US transport head blames Trump for toxic train disaster
US Transportation Secretary Pete Buttigieg blamed the rollback of safety regulations under President Donald Trump for the catastrophic derailment of a Norfolk Southern train earlier this month in East Palestine, Ohio. After over a week of silence on the subject, Buttigieg suggested the Trump administration was responsible for the accident and the subsequent controlled chemical explosion.
Insisting his agency had improved railroad safety through “historic investments,” Buttigieg claimed the Department of Transportation was nevertheless “constrained by law on some areas of rail regulation (like the braking rule withdrawn by the Trump administration)” in a tweet on Tuesday. Ten days earlier, the 150-car train carrying ten cars of hazardous materials derailed, allegedly due to a mechanical issue with a rail car axle and an emergency brake failure on a straight stretch of railroad.
The braking rule in question required trains carrying some hazardous materials to use high-tech electronically-controlled pneumatic brakes. It was rolled back in 2017, after a law passed in 2015 – long before Trump became president – initiated a requirement for cost-benefit analysis for new safety regulations.
The Department of Transportation explained in a statement on Wednesday that the 2015 legislation “makes it challenging to reinstate the rule in its previous configuration – due to threats of litigation and opposition in Congress.” The agency nevertheless promised to “evaluate action to prevent this from happening again.”
As the derailed cars released the chemicals, including carcinogens, into the air, water, and soil, Norfolk Southern initiated a controlled release and burnoff of the highly toxic gas vinyl chloride from one of the cars. The company insisted that failing to do so could turn the derailed train into a “bomb” that would send shrapnel and poisonous fumes rocketing through the surrounding community. When burned vinyl chloride turns into hydrogen chloride and phosgene, a chemical weapon used in World War I.
While the local authorities lifted the initial evacuation order and declared the water safe to drink, some residents have complained of alarming physical symptoms, as well as dead pets, livestock, and fish.
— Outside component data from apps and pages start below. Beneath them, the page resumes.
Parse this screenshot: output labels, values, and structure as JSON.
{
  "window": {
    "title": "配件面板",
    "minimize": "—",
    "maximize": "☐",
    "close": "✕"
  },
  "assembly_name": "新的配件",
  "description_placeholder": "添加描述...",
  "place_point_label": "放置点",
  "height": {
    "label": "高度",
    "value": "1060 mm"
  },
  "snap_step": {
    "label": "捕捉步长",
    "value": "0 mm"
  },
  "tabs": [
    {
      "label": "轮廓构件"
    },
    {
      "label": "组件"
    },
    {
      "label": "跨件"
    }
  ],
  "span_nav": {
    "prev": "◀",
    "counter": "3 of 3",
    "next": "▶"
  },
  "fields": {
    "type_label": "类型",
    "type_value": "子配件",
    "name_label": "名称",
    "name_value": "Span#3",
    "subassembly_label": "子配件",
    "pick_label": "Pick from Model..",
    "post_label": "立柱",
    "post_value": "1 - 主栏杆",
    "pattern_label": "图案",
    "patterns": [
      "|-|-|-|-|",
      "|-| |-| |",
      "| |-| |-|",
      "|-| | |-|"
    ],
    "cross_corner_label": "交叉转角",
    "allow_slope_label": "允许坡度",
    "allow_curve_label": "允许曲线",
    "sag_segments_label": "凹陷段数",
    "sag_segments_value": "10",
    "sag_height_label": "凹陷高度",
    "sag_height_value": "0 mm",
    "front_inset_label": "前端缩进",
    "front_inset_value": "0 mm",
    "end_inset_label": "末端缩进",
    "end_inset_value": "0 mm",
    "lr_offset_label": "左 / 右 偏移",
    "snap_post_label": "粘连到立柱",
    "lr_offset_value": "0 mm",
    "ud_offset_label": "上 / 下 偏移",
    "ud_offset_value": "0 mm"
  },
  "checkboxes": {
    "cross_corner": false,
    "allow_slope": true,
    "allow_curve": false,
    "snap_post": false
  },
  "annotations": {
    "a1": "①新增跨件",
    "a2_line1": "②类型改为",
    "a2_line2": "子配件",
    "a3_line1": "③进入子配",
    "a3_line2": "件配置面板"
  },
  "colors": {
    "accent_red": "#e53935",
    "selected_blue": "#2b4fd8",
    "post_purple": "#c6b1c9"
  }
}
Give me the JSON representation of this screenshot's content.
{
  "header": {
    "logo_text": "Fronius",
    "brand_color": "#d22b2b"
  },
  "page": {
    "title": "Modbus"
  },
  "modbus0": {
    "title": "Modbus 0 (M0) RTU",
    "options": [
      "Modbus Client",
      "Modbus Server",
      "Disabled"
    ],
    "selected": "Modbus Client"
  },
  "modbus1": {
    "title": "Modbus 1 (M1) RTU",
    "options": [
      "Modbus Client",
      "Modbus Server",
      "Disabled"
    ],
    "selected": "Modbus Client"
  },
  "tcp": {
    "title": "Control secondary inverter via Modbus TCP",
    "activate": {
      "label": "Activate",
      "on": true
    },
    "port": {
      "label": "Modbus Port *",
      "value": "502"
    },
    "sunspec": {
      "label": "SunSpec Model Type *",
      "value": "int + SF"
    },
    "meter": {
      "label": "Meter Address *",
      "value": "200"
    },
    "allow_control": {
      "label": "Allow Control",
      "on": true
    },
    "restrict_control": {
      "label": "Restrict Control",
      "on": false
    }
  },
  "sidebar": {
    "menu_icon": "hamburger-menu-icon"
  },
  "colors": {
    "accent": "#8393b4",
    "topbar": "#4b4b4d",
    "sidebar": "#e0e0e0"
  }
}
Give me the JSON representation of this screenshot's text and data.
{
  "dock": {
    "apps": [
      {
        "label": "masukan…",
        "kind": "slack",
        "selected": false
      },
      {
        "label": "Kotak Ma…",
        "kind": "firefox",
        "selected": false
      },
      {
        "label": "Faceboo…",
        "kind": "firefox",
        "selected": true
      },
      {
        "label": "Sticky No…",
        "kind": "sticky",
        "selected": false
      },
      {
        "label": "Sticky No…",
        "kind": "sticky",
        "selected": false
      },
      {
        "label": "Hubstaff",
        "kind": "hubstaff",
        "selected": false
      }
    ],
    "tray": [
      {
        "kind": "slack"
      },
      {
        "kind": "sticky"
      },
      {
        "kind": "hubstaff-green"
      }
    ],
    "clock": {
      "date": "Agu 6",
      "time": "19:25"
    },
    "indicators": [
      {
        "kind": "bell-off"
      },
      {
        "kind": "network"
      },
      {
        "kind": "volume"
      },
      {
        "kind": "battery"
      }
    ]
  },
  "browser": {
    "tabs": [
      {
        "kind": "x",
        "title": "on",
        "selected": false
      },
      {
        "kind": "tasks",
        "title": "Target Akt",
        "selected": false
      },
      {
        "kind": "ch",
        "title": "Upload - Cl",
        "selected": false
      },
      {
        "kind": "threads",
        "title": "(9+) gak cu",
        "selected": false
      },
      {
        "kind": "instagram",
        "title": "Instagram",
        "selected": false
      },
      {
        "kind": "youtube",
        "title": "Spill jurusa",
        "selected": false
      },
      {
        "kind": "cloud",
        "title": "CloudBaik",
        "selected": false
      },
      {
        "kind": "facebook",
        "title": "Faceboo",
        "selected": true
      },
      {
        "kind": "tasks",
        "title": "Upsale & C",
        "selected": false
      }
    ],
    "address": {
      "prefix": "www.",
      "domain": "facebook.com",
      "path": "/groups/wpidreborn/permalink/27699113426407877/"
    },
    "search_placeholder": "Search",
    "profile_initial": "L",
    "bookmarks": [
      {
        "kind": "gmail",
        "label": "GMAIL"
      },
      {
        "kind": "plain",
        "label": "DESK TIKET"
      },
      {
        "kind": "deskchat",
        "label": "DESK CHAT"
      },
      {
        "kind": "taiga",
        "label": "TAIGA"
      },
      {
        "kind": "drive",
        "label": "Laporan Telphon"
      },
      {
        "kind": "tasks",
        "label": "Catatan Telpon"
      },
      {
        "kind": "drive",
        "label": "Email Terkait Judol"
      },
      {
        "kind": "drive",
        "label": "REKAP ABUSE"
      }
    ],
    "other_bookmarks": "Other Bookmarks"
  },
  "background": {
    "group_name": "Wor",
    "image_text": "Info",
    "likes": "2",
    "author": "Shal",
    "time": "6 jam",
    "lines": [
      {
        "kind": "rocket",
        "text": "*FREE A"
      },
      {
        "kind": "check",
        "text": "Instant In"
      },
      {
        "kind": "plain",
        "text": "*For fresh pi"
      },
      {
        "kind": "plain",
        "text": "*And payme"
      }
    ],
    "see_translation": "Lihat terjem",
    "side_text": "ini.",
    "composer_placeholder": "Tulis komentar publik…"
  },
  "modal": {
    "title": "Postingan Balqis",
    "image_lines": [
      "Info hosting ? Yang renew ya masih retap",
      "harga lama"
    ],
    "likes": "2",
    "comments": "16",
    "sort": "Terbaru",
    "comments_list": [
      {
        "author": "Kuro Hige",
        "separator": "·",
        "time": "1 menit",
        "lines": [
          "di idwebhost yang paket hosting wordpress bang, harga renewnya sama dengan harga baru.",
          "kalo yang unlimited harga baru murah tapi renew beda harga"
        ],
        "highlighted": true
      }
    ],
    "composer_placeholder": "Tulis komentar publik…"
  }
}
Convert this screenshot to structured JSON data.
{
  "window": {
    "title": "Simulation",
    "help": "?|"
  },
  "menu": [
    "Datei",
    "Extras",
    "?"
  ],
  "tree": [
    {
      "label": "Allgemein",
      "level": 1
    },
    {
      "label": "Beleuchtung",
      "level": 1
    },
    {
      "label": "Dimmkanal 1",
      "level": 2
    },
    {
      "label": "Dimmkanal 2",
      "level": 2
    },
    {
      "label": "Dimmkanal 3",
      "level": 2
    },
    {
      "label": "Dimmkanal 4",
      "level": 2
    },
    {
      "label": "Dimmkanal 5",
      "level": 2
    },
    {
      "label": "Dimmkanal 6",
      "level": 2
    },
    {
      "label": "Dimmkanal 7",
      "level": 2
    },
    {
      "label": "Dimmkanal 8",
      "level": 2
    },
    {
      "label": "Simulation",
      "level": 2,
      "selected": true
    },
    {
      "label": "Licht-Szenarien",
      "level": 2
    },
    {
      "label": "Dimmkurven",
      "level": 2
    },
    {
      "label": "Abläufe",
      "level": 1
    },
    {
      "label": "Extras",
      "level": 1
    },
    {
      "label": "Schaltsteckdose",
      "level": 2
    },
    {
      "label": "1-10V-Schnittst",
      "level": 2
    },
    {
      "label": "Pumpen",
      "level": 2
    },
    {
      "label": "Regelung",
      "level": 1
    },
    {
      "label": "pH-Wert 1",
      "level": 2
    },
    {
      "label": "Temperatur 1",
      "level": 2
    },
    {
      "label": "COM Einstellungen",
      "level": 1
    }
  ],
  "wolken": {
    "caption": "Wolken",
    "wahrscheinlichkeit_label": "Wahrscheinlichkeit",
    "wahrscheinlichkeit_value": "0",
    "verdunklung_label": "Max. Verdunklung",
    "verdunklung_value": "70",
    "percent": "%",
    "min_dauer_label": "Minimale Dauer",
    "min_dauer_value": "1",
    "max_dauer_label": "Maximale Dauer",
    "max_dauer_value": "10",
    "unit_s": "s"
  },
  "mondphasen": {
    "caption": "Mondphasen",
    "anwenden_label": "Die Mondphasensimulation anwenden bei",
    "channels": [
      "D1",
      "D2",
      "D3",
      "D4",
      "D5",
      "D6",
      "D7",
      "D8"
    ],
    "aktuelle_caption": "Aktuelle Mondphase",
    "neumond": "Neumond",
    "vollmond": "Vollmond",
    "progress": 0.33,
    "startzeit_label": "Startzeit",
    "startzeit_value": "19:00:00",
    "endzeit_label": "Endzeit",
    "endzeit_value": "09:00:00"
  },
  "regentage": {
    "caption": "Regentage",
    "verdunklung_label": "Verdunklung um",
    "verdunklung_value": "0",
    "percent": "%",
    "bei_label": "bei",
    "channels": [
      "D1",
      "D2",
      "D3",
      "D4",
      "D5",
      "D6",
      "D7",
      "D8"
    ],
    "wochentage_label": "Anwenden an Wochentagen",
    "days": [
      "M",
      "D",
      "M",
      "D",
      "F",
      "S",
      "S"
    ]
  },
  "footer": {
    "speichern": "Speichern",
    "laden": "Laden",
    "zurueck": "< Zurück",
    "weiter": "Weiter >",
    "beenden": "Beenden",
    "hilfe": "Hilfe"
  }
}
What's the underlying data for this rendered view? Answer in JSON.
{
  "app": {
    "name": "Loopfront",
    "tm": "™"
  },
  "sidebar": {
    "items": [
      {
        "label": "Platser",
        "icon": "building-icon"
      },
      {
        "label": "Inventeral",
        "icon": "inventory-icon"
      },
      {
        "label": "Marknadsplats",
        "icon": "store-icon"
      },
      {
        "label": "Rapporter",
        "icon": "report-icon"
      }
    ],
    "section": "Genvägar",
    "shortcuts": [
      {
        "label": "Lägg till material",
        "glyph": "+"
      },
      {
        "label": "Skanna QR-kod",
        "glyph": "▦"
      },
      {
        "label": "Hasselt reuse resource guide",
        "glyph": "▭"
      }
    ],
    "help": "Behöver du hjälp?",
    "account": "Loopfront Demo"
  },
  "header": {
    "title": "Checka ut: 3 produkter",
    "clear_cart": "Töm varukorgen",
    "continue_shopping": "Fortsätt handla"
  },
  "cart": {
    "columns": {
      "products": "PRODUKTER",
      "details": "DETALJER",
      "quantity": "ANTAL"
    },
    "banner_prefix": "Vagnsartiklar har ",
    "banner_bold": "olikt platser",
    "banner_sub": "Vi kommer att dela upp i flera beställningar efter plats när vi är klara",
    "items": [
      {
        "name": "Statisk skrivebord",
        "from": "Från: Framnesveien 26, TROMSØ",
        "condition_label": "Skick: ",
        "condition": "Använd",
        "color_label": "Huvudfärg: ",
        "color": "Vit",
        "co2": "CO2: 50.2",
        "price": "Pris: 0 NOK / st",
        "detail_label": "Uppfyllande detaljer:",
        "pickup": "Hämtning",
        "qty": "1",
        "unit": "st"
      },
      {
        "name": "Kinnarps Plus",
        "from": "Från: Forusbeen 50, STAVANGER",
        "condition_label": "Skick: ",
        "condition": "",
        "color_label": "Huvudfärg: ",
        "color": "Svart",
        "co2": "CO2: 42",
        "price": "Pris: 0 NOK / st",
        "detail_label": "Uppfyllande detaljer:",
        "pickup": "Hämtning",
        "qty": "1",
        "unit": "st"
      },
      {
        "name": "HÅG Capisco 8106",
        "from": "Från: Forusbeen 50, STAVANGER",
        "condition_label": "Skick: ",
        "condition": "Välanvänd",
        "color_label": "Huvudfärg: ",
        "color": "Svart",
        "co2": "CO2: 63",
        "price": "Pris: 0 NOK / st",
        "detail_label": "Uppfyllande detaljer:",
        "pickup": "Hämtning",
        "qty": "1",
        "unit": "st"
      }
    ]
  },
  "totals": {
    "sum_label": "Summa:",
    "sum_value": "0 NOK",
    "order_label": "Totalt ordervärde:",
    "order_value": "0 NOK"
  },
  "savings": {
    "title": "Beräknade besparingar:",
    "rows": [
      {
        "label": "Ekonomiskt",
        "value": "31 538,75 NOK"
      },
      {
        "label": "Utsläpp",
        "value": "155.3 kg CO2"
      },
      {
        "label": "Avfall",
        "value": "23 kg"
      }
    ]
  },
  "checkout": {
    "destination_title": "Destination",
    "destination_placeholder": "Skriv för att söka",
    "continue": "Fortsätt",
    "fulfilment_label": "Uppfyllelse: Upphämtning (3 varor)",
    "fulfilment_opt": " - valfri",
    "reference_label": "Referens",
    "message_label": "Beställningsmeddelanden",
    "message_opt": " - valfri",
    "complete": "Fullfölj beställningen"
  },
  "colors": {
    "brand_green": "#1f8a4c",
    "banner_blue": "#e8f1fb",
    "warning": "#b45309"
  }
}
The Environmental Protection Agency has accused Norfolk Southern of failing to properly dispose of contaminated soil and has found toxic butyl acrylate in the Ohio River, which supplies drinking water to about 10% of the US population. At least five lawsuits have been filed against Norfolk Southern over the derailment accusing the company of negligence.